--- Input for this task Enclosed Below ---
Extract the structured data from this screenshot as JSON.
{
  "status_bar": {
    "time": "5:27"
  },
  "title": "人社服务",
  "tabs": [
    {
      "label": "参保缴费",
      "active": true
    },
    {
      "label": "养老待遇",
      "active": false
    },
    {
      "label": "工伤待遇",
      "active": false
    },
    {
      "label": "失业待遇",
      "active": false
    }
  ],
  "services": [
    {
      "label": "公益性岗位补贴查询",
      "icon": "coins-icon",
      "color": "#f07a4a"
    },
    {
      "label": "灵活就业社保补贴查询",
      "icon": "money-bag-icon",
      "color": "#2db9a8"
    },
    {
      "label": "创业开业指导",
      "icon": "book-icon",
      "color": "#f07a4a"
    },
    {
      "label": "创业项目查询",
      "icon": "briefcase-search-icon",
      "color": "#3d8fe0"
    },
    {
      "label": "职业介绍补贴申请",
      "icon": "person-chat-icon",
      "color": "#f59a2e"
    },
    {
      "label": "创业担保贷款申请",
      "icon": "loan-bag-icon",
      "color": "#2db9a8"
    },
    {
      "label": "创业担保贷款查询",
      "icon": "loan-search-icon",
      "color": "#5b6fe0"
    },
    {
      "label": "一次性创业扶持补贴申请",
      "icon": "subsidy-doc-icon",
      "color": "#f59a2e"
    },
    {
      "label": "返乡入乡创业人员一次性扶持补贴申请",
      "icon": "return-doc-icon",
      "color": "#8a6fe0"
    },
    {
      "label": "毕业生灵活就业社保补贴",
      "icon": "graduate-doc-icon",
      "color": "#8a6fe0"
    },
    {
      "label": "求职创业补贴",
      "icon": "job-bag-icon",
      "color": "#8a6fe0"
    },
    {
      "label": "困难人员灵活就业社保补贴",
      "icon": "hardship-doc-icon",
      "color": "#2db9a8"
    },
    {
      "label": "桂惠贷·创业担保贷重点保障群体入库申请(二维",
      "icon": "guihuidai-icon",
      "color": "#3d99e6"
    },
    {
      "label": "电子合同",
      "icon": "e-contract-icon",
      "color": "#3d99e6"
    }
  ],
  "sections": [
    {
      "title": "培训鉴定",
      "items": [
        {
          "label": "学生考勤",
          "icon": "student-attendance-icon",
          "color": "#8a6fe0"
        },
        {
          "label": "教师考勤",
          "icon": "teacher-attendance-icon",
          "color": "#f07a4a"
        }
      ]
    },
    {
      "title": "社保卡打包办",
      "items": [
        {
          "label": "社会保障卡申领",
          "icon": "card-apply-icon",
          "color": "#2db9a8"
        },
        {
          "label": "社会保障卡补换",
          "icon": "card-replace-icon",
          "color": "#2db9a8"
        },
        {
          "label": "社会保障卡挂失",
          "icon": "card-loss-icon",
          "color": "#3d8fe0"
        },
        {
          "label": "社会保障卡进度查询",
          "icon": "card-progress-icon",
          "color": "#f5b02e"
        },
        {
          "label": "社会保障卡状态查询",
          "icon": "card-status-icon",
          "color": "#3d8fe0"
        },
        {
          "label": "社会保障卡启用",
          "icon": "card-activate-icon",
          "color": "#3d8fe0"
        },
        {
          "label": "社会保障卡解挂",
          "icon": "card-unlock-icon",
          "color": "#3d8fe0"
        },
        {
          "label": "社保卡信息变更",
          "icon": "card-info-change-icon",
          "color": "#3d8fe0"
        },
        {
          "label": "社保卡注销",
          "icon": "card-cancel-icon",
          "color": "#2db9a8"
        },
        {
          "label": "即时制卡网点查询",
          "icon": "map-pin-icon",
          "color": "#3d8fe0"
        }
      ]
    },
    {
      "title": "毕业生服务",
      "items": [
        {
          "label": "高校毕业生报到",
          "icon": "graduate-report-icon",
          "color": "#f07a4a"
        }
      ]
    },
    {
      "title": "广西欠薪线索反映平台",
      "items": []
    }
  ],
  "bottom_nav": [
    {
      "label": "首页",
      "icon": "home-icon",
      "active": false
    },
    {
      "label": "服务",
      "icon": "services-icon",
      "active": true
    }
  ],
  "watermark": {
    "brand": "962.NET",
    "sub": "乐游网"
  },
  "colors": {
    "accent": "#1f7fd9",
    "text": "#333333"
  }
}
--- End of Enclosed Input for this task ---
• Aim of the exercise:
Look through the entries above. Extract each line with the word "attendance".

• Solved exercise:
          "icon": "student-attendance-icon",
          "icon": "teacher-attendance-icon",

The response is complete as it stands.